My favorite!! The full-length video.
This candy commercial, which I found online shortly after the “Hold On” video piqued my interest, was largely responsible for Phase II of my early Jonas besottedness…
Just before I clicked the link, I remember thinking “Baby Bottle Pop” was a clever, tongue-in-cheek song title meant to describe the kind of music they were producing (I didn’t own “It’s About Time”, yet). A few head-boppingly pleasant moments after I clicked, though, I was pretty much sold…on the Brothers, if not the pops. Apparently I am not alone. Almost two years later, the obscure video is pushing 2 million views and still getting hits and comments daily. LBF still requests this on the iPod regularly. And I can more than stand it on repeat – a reworked candy jingle.
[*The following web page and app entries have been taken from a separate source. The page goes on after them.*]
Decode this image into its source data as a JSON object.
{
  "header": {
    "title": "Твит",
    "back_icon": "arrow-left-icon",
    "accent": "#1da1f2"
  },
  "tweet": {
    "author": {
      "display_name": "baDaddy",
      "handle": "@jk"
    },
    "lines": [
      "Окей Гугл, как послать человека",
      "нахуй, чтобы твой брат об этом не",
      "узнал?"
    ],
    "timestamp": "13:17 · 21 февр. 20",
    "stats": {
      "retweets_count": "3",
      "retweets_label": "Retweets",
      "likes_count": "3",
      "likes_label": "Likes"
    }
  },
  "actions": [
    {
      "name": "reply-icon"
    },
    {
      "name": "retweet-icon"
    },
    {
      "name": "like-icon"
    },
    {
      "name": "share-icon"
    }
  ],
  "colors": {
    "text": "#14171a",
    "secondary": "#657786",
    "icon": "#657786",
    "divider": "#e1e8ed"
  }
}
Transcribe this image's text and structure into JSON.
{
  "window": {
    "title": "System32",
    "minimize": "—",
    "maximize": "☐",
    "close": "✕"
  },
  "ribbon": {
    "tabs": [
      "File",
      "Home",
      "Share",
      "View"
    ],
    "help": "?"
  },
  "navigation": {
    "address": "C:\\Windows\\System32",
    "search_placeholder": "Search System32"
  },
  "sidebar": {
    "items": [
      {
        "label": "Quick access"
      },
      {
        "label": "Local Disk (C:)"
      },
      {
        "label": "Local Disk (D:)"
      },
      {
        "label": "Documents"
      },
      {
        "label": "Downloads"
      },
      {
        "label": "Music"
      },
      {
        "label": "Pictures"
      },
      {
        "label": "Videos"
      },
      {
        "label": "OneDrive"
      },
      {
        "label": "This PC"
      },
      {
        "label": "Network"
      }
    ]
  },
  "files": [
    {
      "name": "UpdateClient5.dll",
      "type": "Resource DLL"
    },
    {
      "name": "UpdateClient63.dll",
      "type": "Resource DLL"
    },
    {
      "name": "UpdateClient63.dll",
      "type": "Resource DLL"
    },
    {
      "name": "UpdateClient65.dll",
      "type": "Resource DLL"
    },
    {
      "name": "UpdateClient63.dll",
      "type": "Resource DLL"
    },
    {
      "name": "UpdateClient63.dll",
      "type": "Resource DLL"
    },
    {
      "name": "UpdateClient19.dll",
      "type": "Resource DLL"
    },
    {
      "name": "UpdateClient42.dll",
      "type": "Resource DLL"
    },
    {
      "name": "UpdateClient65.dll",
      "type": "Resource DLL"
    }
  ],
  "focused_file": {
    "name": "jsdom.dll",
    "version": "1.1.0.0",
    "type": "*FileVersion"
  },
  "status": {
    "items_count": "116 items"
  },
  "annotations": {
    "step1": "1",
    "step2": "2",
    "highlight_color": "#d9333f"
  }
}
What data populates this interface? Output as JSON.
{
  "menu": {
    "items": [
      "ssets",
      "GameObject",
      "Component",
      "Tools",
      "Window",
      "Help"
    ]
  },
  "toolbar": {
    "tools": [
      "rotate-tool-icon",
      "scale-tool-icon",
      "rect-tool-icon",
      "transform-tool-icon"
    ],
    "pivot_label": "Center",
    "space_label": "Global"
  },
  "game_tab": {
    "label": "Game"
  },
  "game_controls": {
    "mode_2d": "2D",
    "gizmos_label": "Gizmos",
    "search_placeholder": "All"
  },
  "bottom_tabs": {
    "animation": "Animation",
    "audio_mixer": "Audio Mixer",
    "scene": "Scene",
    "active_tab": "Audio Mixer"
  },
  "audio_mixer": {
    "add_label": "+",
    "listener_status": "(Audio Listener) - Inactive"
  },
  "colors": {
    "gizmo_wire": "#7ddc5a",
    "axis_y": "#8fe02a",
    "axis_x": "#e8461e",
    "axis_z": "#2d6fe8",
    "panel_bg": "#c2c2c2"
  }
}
I also think it is a nice way to show how they sounded like themselves before they signed on to Disney.
The broadcast commercials:
Bonus Making Of!!
I find it kind of funny that Topps really wants to think the success of this had much to do with a clever corporate & PR machinations that will work with just anyone.
And I have at this point even seen Disney PR trying to do the same, as their up-and-coming stars increasingly litter the internet with Jonas-esque silly & personal YouTube videos and SayNow interactions and posting of old family photos and videos. Executives seek to reproduce the magic of the Jonases’ alleged “springboarding to fame from Hannah Montana platform”* as they try to pull off a similar feat with Demi Lovato (who I like, it’s just not the same). All of this rarely goes off with the same spark the Jonases managed, though.
So can you really lather, rinse and repeat all the routines the Boys accomplished in from their quiet, humbled late 2006 to the massive (and still humbled!) start of 2009?
It is a great credit to the achievements of the Boys & their team that moguls are certainly interested in trying.